Exercise instructions: Print the listing below exactly, leaving nothing out.

↓↓↓

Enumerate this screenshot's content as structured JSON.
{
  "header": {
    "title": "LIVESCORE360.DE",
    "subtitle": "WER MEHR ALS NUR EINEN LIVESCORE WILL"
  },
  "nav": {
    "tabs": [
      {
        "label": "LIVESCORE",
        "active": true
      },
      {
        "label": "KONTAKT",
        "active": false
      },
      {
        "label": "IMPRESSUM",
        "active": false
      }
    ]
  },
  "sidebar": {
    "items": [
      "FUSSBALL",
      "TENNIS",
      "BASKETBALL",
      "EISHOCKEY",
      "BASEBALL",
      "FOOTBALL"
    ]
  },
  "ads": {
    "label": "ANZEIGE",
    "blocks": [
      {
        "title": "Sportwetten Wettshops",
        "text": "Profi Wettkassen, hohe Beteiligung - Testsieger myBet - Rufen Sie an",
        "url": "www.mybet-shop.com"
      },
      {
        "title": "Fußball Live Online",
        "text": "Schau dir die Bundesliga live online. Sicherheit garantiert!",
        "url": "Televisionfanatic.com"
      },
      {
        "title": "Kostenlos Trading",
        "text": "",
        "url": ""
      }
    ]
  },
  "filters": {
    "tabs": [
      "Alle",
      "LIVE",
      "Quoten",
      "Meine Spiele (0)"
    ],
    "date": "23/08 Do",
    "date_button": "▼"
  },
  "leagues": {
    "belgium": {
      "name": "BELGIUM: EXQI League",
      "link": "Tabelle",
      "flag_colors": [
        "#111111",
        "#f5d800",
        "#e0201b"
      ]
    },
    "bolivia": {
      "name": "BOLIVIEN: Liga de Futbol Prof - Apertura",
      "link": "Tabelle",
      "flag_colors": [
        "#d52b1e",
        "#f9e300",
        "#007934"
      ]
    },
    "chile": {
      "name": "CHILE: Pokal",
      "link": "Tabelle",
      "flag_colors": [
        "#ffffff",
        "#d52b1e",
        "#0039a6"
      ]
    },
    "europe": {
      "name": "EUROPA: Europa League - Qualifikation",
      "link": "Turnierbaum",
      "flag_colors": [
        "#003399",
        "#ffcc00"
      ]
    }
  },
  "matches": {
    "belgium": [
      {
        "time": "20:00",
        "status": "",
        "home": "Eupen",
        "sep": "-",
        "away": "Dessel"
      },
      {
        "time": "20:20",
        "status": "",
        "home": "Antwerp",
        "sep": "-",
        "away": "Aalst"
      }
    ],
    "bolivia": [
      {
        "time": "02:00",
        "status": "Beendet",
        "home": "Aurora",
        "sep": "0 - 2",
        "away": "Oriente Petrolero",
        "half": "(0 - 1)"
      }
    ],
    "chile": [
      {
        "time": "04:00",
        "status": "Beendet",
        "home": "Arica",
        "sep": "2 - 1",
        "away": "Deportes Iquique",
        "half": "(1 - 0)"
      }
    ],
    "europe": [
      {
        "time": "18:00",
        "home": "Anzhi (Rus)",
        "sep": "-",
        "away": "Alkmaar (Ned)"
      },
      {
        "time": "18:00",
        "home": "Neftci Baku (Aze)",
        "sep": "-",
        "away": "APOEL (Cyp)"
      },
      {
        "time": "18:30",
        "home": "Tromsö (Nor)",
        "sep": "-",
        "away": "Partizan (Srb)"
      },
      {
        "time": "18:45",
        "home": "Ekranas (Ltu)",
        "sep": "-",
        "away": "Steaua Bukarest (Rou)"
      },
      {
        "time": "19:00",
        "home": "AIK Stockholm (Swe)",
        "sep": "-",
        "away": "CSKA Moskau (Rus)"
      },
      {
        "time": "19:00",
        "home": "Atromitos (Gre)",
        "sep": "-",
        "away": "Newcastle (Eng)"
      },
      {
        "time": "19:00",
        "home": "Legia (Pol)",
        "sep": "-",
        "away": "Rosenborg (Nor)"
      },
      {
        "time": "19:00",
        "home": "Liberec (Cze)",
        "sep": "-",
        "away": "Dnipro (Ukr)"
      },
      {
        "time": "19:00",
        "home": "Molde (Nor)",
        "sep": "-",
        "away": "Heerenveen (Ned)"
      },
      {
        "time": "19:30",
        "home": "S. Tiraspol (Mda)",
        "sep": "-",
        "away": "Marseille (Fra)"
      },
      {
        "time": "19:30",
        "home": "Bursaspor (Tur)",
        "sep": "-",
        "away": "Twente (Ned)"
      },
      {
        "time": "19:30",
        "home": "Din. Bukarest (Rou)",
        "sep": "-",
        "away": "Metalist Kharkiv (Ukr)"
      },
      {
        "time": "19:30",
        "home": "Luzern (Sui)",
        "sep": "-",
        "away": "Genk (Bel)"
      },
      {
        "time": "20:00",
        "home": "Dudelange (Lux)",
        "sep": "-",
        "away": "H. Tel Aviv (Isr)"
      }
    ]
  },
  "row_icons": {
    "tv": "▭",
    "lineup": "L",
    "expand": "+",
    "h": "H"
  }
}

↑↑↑

Completed task:
Enumerate this screenshot's content as structured JSON.
{
  "header": {
    "title": "LIVESCORE360.DE",
    "subtitle": "WER MEHR ALS NUR EINEN LIVESCORE WILL"
  },
  "nav": {
    "tabs": [
      {
        "label": "LIVESCORE",
        "active": true
      },
      {
        "label": "KONTAKT",
        "active": false
      },
      {
        "label": "IMPRESSUM",
        "active": false
      }
    ]
  },
  "sidebar": {
    "items": [
      "FUSSBALL",
      "TENNIS",
      "BASKETBALL",
      "EISHOCKEY",
      "BASEBALL",
      "FOOTBALL"
    ]
  },
  "ads": {
    "label": "ANZEIGE",
    "blocks": [
      {
        "title": "Sportwetten Wettshops",
        "text": "Profi Wettkassen, hohe Beteiligung - Testsieger myBet - Rufen Sie an",
        "url": "www.mybet-shop.com"
      },
      {
        "title": "Fußball Live Online",
        "text": "Schau dir die Bundesliga live online. Sicherheit garantiert!",
        "url": "Televisionfanatic.com"
      },
      {
        "title": "Kostenlos Trading",
        "text": "",
        "url": ""
      }
    ]
  },
  "filters": {
    "tabs": [
      "Alle",
      "LIVE",
      "Quoten",
      "Meine Spiele (0)"
    ],
    "date": "23/08 Do",
    "date_button": "▼"
  },
  "leagues": {
    "belgium": {
      "name": "BELGIUM: EXQI League",
      "link": "Tabelle",
      "flag_colors": [
        "#111111",
        "#f5d800",
        "#e0201b"
      ]
    },
    "bolivia": {
      "name": "BOLIVIEN: Liga de Futbol Prof - Apertura",
      "link": "Tabelle",
      "flag_colors": [
        "#d52b1e",
        "#f9e300",
        "#007934"
      ]
    },
    "chile": {
      "name": "CHILE: Pokal",
      "link": "Tabelle",
      "flag_colors": [
        "#ffffff",
        "#d52b1e",
        "#0039a6"
      ]
    },
    "europe": {
      "name": "EUROPA: Europa League - Qualifikation",
      "link": "Turnierbaum",
      "flag_colors": [
        "#003399",
        "#ffcc00"
      ]
    }
  },
  "matches": {
    "belgium": [
      {
        "time": "20:00",
        "status": "",
        "home": "Eupen",
        "sep": "-",
        "away": "Dessel"
      },
      {
        "time": "20:20",
        "status": "",
        "home": "Antwerp",
        "sep": "-",
        "away": "Aalst"
      }
    ],
    "bolivia": [
      {
        "time": "02:00",
        "status": "Beendet",
        "home": "Aurora",
        "sep": "0 - 2",
        "away": "Oriente Petrolero",
        "half": "(0 - 1)"
      }
    ],
    "chile": [
      {
        "time": "04:00",
        "status": "Beendet",
        "home": "Arica",
        "sep": "2 - 1",
        "away": "Deportes Iquique",
        "half": "(1 - 0)"
      }
    ],
    "europe": [
      {
        "time": "18:00",
        "home": "Anzhi (Rus)",
        "sep": "-",
        "away": "Alkmaar (Ned)"
      },
      {
        "time": "18:00",
        "home": "Neftci Baku (Aze)",
        "sep": "-",
        "away": "APOEL (Cyp)"
      },
      {
        "time": "18:30",
        "home": "Tromsö (Nor)",
        "sep": "-",
        "away": "Partizan (Srb)"
      },
      {
        "time": "18:45",
        "home": "Ekranas (Ltu)",
        "sep": "-",
        "away": "Steaua Bukarest (Rou)"
      },
      {
        "time": "19:00",
        "home": "AIK Stockholm (Swe)",
        "sep": "-",
        "away": "CSKA Moskau (Rus)"
      },
      {
        "time": "19:00",
        "home": "Atromitos (Gre)",
        "sep": "-",
        "away": "Newcastle (Eng)"
      },
      {
        "time": "19:00",
        "home": "Legia (Pol)",
        "sep": "-",
        "away": "Rosenborg (Nor)"
      },
      {
        "time": "19:00",
        "home": "Liberec (Cze)",
        "sep": "-",
        "away": "Dnipro (Ukr)"
      },
      {
        "time": "19:00",
        "home": "Molde (Nor)",
        "sep": "-",
        "away": "Heerenveen (Ned)"
      },
      {
        "time": "19:30",
        "home": "S. Tiraspol (Mda)",
        "sep": "-",
        "away": "Marseille (Fra)"
      },
      {
        "time": "19:30",
        "home": "Bursaspor (Tur)",
        "sep": "-",
        "away": "Twente (Ned)"
      },
      {
        "time": "19:30",
        "home": "Din. Bukarest (Rou)",
        "sep": "-",
        "away": "Metalist Kharkiv (Ukr)"
      },
      {
        "time": "19:30",
        "home": "Luzern (Sui)",
        "sep": "-",
        "away": "Genk (Bel)"
      },
      {
        "time": "20:00",
        "home": "Dudelange (Lux)",
        "sep": "-",
        "away": "H. Tel Aviv (Isr)"
      }
    ]
  },
  "row_icons": {
    "tv": "▭",
    "lineup": "L",
    "expand": "+",
    "h": "H"
  }
}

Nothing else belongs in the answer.